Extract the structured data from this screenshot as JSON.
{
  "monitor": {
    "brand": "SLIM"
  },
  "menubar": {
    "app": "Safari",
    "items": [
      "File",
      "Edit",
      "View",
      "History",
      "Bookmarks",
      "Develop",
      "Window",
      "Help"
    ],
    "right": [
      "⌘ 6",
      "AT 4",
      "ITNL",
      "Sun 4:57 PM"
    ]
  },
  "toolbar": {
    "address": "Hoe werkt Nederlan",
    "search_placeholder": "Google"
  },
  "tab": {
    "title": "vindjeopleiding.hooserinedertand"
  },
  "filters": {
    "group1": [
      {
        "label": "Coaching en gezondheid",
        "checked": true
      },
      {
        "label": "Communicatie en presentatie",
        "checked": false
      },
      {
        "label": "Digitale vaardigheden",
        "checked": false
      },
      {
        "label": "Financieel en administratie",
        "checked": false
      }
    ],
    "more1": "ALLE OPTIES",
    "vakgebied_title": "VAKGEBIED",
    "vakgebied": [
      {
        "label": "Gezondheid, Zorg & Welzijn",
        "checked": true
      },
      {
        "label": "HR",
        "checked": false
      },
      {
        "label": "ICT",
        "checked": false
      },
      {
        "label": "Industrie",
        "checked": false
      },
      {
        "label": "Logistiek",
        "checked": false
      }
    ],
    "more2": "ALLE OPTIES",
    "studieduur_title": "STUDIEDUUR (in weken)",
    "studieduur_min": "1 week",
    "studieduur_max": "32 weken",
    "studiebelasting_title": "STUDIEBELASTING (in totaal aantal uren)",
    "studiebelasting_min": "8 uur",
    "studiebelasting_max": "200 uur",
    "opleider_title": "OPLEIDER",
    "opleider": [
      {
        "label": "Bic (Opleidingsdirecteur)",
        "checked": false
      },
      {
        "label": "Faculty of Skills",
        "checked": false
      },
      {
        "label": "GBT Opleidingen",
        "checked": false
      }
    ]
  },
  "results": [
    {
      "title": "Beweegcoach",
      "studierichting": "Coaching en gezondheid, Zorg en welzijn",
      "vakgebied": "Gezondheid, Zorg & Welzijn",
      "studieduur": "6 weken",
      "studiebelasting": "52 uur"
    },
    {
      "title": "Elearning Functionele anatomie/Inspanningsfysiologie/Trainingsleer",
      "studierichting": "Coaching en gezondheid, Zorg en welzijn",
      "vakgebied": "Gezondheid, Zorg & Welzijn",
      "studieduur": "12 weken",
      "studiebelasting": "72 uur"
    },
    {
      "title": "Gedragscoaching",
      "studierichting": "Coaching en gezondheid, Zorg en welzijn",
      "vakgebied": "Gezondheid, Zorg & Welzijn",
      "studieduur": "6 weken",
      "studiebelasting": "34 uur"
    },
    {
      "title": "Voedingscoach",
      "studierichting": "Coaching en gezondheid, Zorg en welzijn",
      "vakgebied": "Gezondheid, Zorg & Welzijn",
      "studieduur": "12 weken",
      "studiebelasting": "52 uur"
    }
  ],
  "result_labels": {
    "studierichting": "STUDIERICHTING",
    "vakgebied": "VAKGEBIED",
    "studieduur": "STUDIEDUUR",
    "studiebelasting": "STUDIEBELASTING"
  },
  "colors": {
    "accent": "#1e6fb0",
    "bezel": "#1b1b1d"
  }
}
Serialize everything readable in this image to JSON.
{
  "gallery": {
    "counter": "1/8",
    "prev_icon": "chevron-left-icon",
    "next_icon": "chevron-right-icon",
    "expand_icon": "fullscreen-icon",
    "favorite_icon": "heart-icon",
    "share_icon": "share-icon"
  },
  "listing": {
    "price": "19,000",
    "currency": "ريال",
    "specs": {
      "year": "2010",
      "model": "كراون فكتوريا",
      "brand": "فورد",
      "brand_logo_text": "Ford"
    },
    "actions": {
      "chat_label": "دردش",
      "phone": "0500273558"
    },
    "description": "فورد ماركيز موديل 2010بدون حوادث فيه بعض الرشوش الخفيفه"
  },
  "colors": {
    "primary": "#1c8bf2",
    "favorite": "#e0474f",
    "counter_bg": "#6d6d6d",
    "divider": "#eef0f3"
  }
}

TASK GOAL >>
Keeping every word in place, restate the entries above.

RESPONSE BELOW >>
Extract the structured data from this screenshot as JSON.
{
  "monitor": {
    "brand": "SLIM"
  },
  "menubar": {
    "app": "Safari",
    "items": [
      "File",
      "Edit",
      "View",
      "History",
      "Bookmarks",
      "Develop",
      "Window",
      "Help"
    ],
    "right": [
      "⌘ 6",
      "AT 4",
      "ITNL",
      "Sun 4:57 PM"
    ]
  },
  "toolbar": {
    "address": "Hoe werkt Nederlan",
    "search_placeholder": "Google"
  },
  "tab": {
    "title": "vindjeopleiding.hooserinedertand"
  },
  "filters": {
    "group1": [
      {
        "label": "Coaching en gezondheid",
        "checked": true
      },
      {
        "label": "Communicatie en presentatie",
        "checked": false
      },
      {
        "label": "Digitale vaardigheden",
        "checked": false
      },
      {
        "label": "Financieel en administratie",
        "checked": false
      }
    ],
    "more1": "ALLE OPTIES",
    "vakgebied_title": "VAKGEBIED",
    "vakgebied": [
      {
        "label": "Gezondheid, Zorg & Welzijn",
        "checked": true
      },
      {
        "label": "HR",
        "checked": false
      },
      {
        "label": "ICT",
        "checked": false
      },
      {
        "label": "Industrie",
        "checked": false
      },
      {
        "label": "Logistiek",
        "checked": false
      }
    ],
    "more2": "ALLE OPTIES",
    "studieduur_title": "STUDIEDUUR (in weken)",
    "studieduur_min": "1 week",
    "studieduur_max": "32 weken",
    "studiebelasting_title": "STUDIEBELASTING (in totaal aantal uren)",
    "studiebelasting_min": "8 uur",
    "studiebelasting_max": "200 uur",
    "opleider_title": "OPLEIDER",
    "opleider": [
      {
        "label": "Bic (Opleidingsdirecteur)",
        "checked": false
      },
      {
        "label": "Faculty of Skills",
        "checked": false
      },
      {
        "label": "GBT Opleidingen",
        "checked": false
      }
    ]
  },
  "results": [
    {
      "title": "Beweegcoach",
      "studierichting": "Coaching en gezondheid, Zorg en welzijn",
      "vakgebied": "Gezondheid, Zorg & Welzijn",
      "studieduur": "6 weken",
      "studiebelasting": "52 uur"
    },
    {
      "title": "Elearning Functionele anatomie/Inspanningsfysiologie/Trainingsleer",
      "studierichting": "Coaching en gezondheid, Zorg en welzijn",
      "vakgebied": "Gezondheid, Zorg & Welzijn",
      "studieduur": "12 weken",
      "studiebelasting": "72 uur"
    },
    {
      "title": "Gedragscoaching",
      "studierichting": "Coaching en gezondheid, Zorg en welzijn",
      "vakgebied": "Gezondheid, Zorg & Welzijn",
      "studieduur": "6 weken",
      "studiebelasting": "34 uur"
    },
    {
      "title": "Voedingscoach",
      "studierichting": "Coaching en gezondheid, Zorg en welzijn",
      "vakgebied": "Gezondheid, Zorg & Welzijn",
      "studieduur": "12 weken",
      "studiebelasting": "52 uur"
    }
  ],
  "result_labels": {
    "studierichting": "STUDIERICHTING",
    "vakgebied": "VAKGEBIED",
    "studieduur": "STUDIEDUUR",
    "studiebelasting": "STUDIEBELASTING"
  },
  "colors": {
    "accent": "#1e6fb0",
    "bezel": "#1b1b1d"
  }
}
Serialize everything readable in this image to JSON.
{
  "gallery": {
    "counter": "1/8",
    "prev_icon": "chevron-left-icon",
    "next_icon": "chevron-right-icon",
    "expand_icon": "fullscreen-icon",
    "favorite_icon": "heart-icon",
    "share_icon": "share-icon"
  },
  "listing": {
    "price": "19,000",
    "currency": "ريال",
    "specs": {
      "year": "2010",
      "model": "كراون فكتوريا",
      "brand": "فورد",
      "brand_logo_text": "Ford"
    },
    "actions": {
      "chat_label": "دردش",
      "phone": "0500273558"
    },
    "description": "فورد ماركيز موديل 2010بدون حوادث فيه بعض الرشوش الخفيفه"
  },
  "colors": {
    "primary": "#1c8bf2",
    "favorite": "#e0474f",
    "counter_bg": "#6d6d6d",
    "divider": "#eef0f3"
  }
}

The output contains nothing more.